It was suggested that the key concern today may not be Lutherâs question of how to find a gracious God, but how to find and be a gracious neighbor. "How can we as Lutherans increase our gracious neighborliness in the context of poverty? After all, neighborliness is part of the very being of the church," argued Simpson.
The participants noted that a culture of sharing in Africa had eroded, especially under the forces of globalization. Nyiwe, also vice-chairperson of the LWF Program Committee for Theology and Studies, commented, "When people move back to their tradition, then they start organizing themselves around ethnicity, thus reinforcing the group identity rather than the life of sharing in the church." In contrast, said Simpson, "the triune god is an abundant triune community; we share in the communion of the trinity, for the sake of a shared-power world."
Bishop Musa Biyele, Eastern Diocese, Evangelical Lutheran Church in Southern Africa, pointed out that the neighborliness that comes after justification, including through sharing and advocacy, is often forgotten. "How much of this do we preach amid the rich and poor?" he asked. He noted that "African Lutherans are weak [in] the area of symbols. We need to reshape our worship to address what is occurring in our societies." Ms Teresa Swan Tuite, Yale University and Bates College, USA, said "practices such as the passing of the peace, need to be raised up for theological reflection. There are lots of ways in which 'theologians' in the community can do this."
Focusing on the importance of churches' participation in the government in countering poverty in Africa, Rev. Dr Benjamin Simon, Makumira Theological Seminary, Tanzania, said, "Where political parties often fail, churches can activate and represent interests of marginalized groups who are difficult to organize and reach."

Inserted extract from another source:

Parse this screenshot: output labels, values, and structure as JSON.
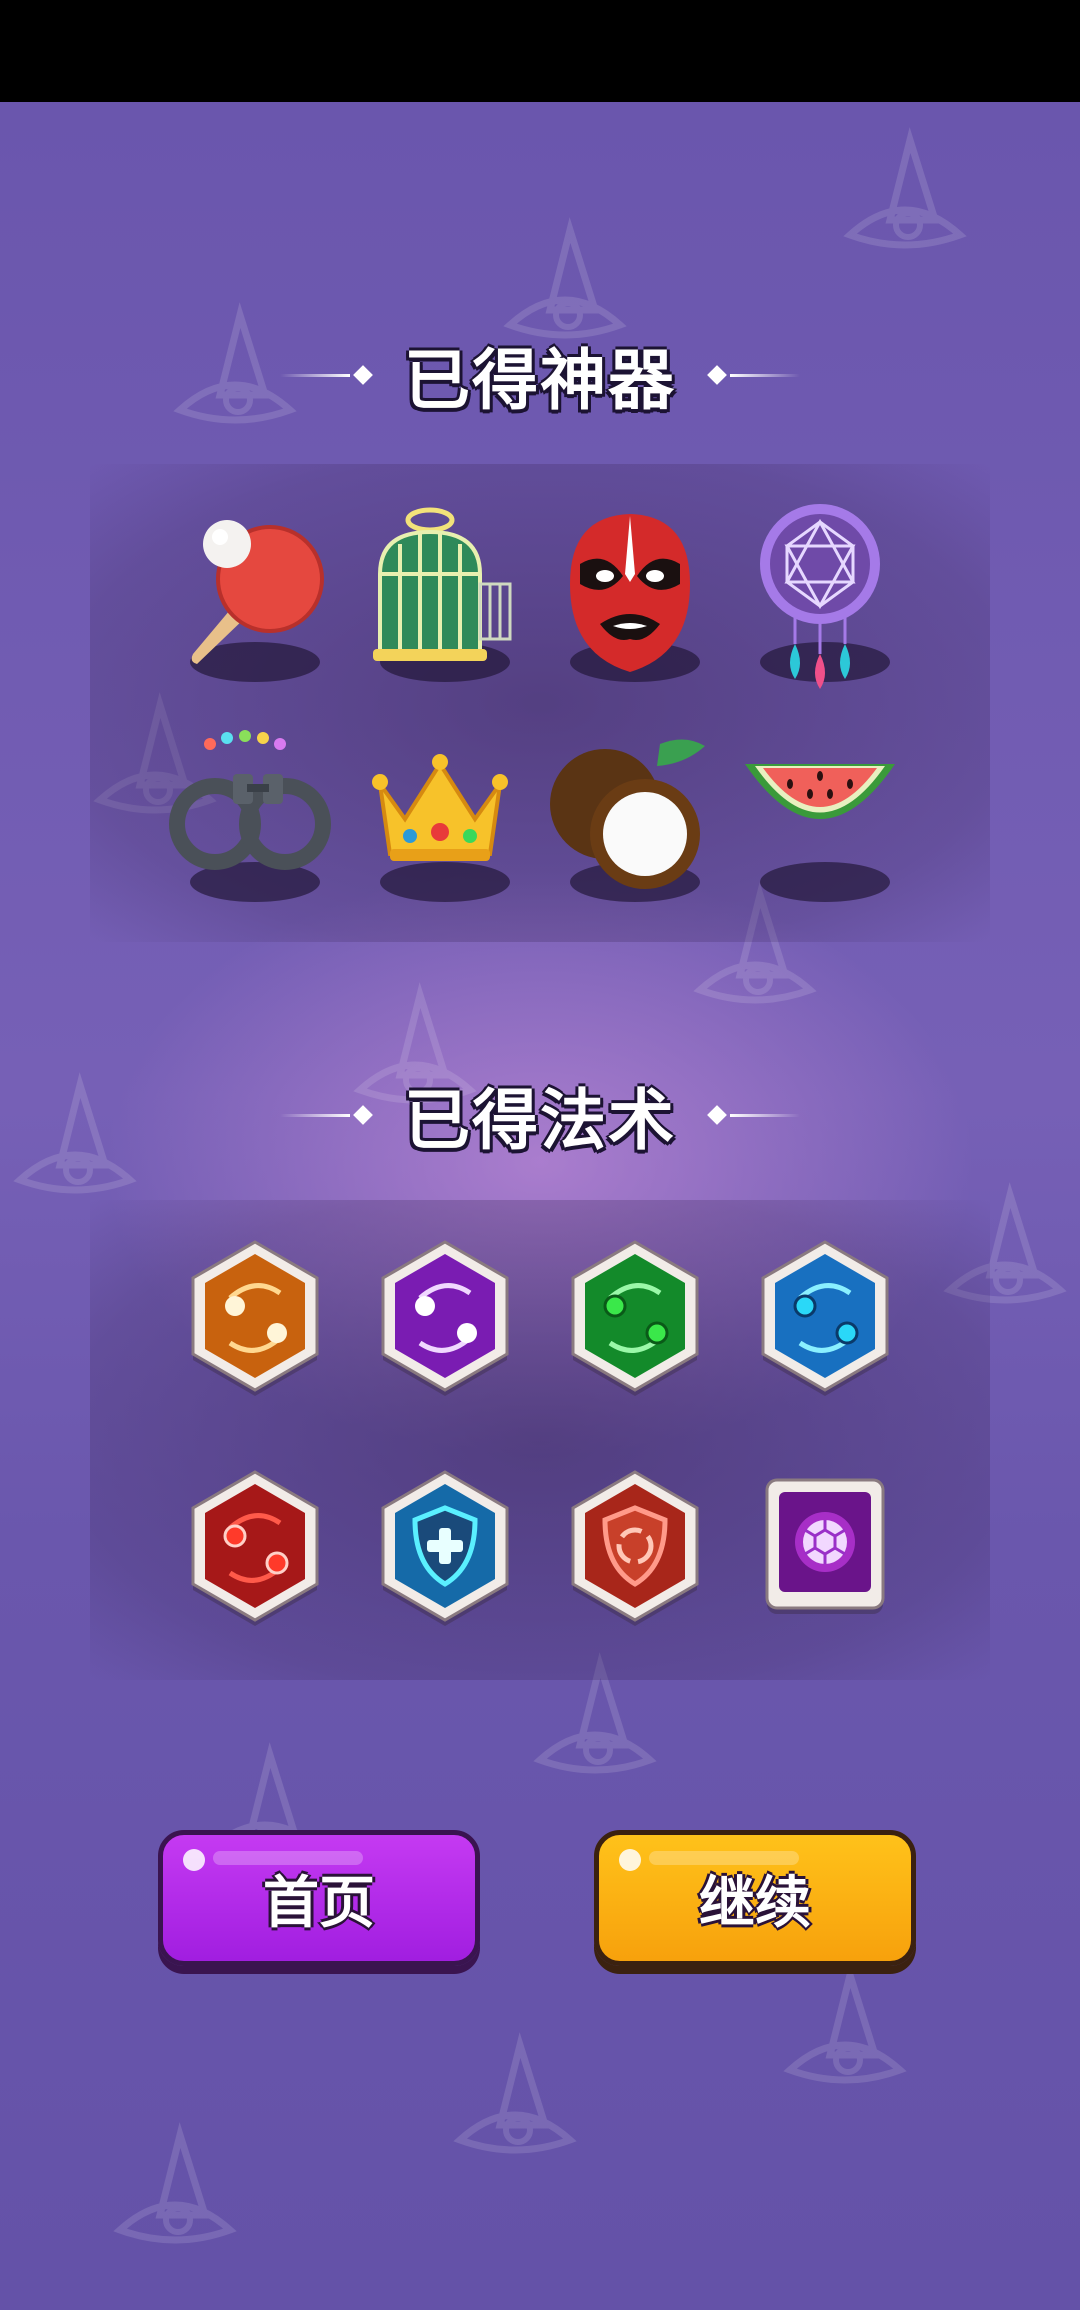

Rev. Dr Sylvester Kahakwa, Makumira Theological Seminary, noted that "Lutheran identity is not widely known or appreciated among ordinary members, so they easily follow other appeals." He stressed the need to "preach in new ways, interpreting Lutheran theology so that it becomes a lived life." (738 words)
A follow-up to this seminar will appear on the Web site www.luthersem.edu/l wfdiscuss. A theological consultation related to the second track of this program, titled âBeyond Toleration: assessing and responding to the new challenges in Christian-Muslim Relationsâ will take place 1-3 December 2006 in Breklum, Germany. Please contact email@example.com if interested.
More information on the LWF/DTS âTheology in the Life of the Churchâ program can be accessed at http://www.lutheranworld.org/What_We_Do/DTS/DTS-TLC.html
(The LWF is a global communion of Christian churches in the Lutheran tradition. Founded in 1947 in Lund, Sweden, the LWF currently has 140 member churches in 78 countries all over the world, with a total membership of 66.2 million. The LWF acts on behalf of its member churches in areas of common interest such as ecumenical and inter-faith relations, theology, humanitarian assistance, human rights, communication, and the various aspects of mission and development work. Its secretariat is located in Geneva, Switzerland.)
* * *
[Lutheran World Information (LWI) is the LWFâs information service. Unless specifically noted, material presented does not represent positions or opinions of the LWF or of its various units. Where the dateline of an article contains the notation (LWI), the material may be freely reproduced with acknowledgment.]
* * *
LWI news online: http://www.lutheranworld.org/News/Welcome.EN.html
LUTHERAN WORLD INFORMATION P. O. Box 2100 CH-1211 Geneva 2 Switzerland
Tel.: +41/22-791 63 69 Fax: +41/22-791 66 30 Editorâs E-Mail: firstname.lastname@example.org